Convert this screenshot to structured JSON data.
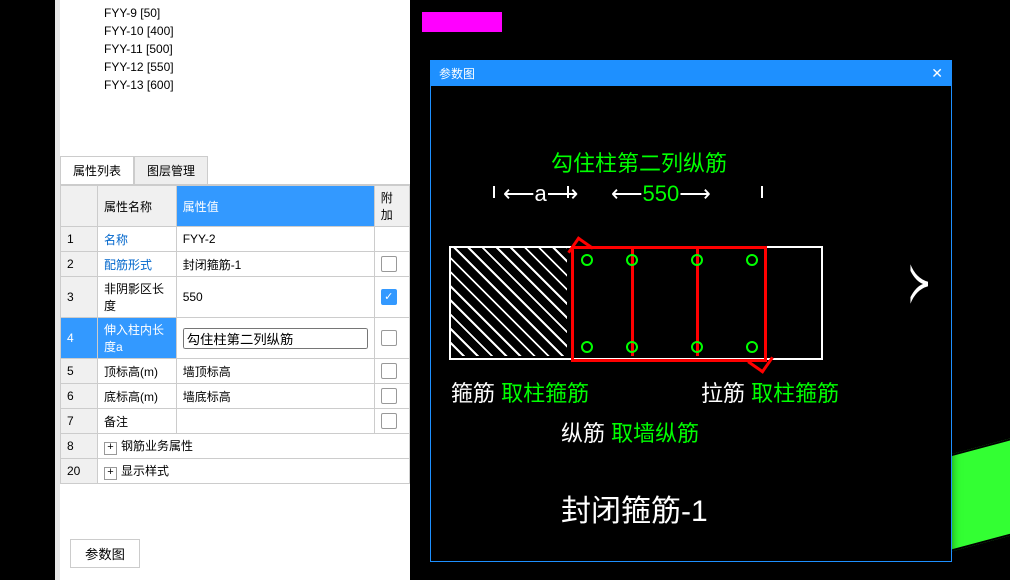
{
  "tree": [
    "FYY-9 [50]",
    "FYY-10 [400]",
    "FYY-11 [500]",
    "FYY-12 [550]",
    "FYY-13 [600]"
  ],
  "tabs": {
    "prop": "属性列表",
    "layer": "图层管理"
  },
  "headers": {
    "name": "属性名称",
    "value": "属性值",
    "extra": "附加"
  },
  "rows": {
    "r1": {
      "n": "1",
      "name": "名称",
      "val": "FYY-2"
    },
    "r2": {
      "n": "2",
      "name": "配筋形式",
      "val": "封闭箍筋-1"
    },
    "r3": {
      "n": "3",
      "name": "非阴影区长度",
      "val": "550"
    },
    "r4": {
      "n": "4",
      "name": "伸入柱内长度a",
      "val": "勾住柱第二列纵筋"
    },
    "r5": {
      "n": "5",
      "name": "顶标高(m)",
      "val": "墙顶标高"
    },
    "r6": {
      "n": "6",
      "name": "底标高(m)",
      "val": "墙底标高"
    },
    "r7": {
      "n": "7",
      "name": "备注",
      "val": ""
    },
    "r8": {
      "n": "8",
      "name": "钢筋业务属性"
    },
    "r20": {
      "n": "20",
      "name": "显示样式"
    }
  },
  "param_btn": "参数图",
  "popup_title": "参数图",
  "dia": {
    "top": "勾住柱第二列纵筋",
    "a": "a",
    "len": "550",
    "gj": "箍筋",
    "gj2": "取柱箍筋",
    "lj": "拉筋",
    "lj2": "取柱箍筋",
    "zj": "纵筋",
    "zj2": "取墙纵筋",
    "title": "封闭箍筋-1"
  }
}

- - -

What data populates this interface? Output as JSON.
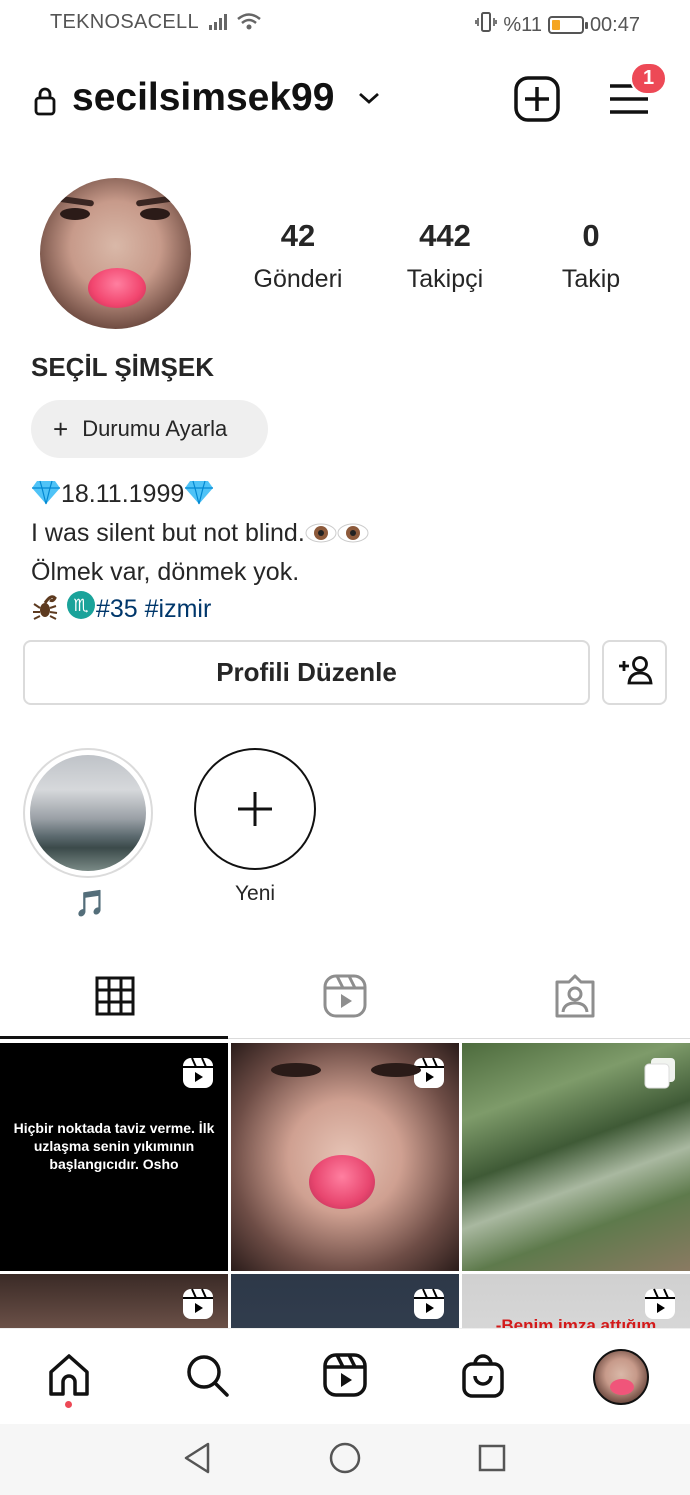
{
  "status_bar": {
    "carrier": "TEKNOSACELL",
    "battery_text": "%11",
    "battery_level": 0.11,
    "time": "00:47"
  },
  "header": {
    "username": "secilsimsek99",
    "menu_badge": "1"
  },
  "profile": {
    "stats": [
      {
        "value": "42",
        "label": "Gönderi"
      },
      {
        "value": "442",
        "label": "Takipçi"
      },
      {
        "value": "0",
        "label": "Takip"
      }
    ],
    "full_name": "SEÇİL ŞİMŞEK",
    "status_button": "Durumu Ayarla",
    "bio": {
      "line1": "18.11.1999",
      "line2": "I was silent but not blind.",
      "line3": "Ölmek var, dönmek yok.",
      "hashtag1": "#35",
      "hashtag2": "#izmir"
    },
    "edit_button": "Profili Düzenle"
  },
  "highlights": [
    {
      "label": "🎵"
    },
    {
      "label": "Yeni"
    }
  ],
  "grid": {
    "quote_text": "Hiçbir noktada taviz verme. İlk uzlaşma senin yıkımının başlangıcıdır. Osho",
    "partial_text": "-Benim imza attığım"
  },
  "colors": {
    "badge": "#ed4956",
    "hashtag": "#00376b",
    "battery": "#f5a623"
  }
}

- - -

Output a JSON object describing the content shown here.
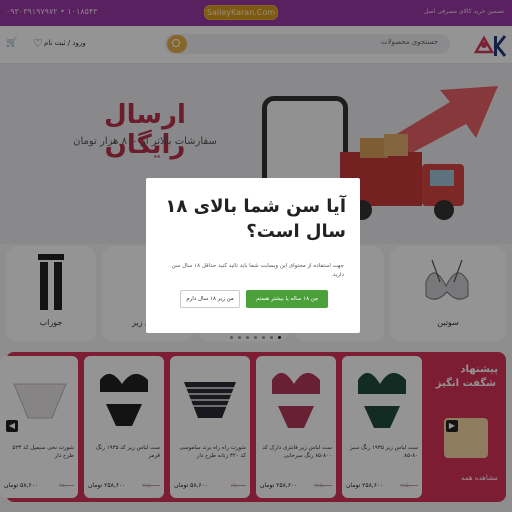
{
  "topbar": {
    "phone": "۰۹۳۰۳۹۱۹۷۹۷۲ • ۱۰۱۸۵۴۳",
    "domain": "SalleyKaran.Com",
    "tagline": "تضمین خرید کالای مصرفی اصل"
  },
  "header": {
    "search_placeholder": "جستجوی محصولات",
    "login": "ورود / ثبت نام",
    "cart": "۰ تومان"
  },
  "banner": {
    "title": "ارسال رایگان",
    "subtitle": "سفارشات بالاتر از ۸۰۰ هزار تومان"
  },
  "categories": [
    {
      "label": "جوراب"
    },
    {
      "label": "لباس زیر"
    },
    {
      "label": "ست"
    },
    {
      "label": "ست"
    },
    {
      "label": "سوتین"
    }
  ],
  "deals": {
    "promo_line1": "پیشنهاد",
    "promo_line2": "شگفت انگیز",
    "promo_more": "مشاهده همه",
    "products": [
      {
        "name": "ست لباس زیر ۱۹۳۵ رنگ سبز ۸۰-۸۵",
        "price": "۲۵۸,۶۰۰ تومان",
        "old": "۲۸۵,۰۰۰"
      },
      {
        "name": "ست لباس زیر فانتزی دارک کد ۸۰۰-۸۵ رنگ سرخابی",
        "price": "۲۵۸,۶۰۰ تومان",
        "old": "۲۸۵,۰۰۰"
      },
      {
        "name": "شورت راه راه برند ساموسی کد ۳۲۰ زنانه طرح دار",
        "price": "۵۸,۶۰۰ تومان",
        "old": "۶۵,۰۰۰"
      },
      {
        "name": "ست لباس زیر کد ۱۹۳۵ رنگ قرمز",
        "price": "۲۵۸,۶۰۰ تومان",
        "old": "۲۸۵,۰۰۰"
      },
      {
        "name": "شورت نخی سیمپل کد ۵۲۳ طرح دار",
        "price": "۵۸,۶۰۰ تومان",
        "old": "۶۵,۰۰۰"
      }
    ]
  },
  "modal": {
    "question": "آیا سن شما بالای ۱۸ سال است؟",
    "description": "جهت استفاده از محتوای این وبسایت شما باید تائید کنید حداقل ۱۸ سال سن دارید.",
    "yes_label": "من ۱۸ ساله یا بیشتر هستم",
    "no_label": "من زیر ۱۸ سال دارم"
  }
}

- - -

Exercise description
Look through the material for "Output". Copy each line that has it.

Completed exercise
What data populates this interface? Output as JSON.
Output a JSON object describing the content shown here.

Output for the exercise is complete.